*** Block opens ***

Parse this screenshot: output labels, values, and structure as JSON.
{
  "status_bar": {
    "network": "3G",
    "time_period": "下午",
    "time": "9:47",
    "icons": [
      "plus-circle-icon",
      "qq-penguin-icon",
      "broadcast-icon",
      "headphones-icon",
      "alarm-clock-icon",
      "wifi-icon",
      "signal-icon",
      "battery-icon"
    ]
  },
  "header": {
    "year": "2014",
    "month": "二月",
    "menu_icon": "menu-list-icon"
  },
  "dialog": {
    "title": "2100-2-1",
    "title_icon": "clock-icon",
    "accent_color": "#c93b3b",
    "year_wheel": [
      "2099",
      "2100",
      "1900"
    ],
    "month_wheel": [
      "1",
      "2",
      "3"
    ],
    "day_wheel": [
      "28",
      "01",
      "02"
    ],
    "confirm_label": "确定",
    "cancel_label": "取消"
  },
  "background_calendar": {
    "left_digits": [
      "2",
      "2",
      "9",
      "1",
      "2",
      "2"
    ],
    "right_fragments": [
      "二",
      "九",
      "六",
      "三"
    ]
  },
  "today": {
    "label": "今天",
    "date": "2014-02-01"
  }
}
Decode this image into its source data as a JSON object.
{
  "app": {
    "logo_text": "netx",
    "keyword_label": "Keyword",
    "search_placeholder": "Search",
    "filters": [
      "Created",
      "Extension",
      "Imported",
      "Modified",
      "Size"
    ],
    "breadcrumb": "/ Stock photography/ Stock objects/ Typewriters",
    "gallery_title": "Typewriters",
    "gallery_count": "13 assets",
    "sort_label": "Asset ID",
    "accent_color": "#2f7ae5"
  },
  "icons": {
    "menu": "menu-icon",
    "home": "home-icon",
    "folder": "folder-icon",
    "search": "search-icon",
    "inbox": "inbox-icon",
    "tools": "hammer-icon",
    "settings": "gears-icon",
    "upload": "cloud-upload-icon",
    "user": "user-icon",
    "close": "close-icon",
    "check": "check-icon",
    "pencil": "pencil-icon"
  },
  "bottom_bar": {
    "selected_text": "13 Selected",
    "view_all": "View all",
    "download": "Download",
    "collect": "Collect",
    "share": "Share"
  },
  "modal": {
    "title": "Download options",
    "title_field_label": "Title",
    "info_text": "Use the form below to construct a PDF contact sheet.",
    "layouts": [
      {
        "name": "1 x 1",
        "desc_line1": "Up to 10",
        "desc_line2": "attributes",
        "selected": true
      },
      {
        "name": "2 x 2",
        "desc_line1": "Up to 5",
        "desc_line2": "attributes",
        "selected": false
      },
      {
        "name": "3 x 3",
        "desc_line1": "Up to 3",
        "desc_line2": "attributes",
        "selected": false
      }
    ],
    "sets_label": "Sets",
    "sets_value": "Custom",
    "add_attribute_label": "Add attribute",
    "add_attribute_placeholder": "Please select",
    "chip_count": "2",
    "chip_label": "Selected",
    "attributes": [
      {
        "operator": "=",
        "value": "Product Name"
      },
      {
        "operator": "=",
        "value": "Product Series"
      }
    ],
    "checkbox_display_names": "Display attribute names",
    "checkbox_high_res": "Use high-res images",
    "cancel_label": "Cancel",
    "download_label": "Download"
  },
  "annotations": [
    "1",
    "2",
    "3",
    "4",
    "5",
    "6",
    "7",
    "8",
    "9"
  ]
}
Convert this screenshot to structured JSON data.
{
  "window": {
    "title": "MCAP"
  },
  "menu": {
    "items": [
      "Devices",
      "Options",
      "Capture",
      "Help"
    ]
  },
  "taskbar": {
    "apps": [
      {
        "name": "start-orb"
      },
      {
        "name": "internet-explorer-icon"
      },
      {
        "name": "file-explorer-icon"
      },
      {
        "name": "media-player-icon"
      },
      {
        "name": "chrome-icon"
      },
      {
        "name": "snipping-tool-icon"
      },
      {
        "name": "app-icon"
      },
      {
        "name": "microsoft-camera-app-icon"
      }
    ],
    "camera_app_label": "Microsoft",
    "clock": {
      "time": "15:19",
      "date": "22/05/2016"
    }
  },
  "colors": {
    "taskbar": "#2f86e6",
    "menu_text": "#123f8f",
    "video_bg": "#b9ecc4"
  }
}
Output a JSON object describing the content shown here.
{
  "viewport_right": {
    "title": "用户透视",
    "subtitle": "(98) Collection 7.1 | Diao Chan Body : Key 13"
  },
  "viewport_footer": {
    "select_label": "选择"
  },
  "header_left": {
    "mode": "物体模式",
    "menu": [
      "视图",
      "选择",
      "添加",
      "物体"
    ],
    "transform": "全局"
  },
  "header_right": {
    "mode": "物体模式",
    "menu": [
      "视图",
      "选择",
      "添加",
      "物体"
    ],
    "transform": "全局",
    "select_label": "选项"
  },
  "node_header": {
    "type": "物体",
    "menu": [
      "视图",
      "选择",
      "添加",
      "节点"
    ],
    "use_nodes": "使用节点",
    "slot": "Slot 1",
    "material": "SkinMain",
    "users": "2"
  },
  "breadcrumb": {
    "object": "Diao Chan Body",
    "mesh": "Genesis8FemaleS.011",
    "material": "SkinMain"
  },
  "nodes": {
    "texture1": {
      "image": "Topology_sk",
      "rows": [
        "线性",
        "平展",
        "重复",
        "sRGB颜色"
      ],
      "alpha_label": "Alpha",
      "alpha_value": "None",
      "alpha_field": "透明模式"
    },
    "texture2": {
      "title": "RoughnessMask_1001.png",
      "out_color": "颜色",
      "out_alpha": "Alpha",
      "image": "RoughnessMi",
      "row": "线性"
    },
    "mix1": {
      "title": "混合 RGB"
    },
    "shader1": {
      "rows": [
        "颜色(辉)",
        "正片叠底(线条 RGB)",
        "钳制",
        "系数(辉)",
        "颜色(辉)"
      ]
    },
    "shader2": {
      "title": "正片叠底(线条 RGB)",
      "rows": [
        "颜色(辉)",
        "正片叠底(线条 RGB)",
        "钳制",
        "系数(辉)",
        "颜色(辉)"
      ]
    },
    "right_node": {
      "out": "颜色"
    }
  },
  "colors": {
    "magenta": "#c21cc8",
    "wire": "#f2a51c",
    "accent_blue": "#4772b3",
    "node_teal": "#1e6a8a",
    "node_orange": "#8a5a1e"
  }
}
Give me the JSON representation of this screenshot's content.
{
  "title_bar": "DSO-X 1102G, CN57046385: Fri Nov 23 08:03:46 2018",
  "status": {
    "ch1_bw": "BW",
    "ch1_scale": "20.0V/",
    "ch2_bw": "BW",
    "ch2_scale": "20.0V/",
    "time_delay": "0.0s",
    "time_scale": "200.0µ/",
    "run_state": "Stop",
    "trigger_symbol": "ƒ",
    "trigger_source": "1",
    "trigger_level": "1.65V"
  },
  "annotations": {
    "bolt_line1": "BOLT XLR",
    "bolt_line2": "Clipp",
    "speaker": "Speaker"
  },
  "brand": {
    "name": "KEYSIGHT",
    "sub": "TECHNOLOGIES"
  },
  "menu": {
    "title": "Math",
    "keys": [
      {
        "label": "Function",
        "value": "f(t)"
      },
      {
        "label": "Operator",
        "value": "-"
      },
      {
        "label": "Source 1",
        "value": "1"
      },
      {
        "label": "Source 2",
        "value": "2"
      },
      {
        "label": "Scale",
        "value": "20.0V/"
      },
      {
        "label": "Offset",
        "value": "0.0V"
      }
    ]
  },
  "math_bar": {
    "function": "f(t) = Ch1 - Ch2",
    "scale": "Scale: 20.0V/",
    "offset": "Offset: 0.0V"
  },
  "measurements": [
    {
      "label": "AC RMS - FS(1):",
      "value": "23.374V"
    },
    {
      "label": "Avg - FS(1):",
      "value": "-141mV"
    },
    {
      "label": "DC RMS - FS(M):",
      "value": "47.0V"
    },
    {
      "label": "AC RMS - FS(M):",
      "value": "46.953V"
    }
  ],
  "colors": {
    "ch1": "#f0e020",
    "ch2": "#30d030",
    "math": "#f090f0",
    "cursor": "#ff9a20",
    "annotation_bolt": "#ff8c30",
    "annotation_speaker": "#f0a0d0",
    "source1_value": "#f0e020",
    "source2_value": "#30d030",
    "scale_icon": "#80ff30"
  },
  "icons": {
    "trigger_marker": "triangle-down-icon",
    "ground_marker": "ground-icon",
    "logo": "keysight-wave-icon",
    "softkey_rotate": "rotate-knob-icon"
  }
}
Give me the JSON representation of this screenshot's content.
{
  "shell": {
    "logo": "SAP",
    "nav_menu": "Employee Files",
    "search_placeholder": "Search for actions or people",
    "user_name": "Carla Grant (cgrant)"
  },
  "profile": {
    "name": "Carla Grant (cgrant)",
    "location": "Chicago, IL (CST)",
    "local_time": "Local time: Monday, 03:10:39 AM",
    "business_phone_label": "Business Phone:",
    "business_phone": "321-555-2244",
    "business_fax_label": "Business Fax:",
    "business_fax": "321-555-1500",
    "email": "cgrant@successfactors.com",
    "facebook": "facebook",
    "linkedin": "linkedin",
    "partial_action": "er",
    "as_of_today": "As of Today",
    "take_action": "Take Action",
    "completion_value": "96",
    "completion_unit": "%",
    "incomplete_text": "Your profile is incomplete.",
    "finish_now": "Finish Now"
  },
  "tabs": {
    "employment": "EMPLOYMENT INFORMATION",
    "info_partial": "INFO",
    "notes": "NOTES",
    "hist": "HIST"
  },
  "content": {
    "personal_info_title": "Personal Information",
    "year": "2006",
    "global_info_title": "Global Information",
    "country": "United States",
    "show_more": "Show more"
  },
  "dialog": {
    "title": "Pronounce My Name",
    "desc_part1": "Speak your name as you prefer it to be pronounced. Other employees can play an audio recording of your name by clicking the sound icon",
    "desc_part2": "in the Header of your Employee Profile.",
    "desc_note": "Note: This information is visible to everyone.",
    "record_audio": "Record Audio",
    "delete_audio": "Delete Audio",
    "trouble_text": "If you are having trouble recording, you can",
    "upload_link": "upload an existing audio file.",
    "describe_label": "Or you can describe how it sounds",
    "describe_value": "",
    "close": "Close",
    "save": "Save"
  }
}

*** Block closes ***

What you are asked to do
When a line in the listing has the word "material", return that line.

Task result
    "material": "SkinMain",
    "material": "SkinMain"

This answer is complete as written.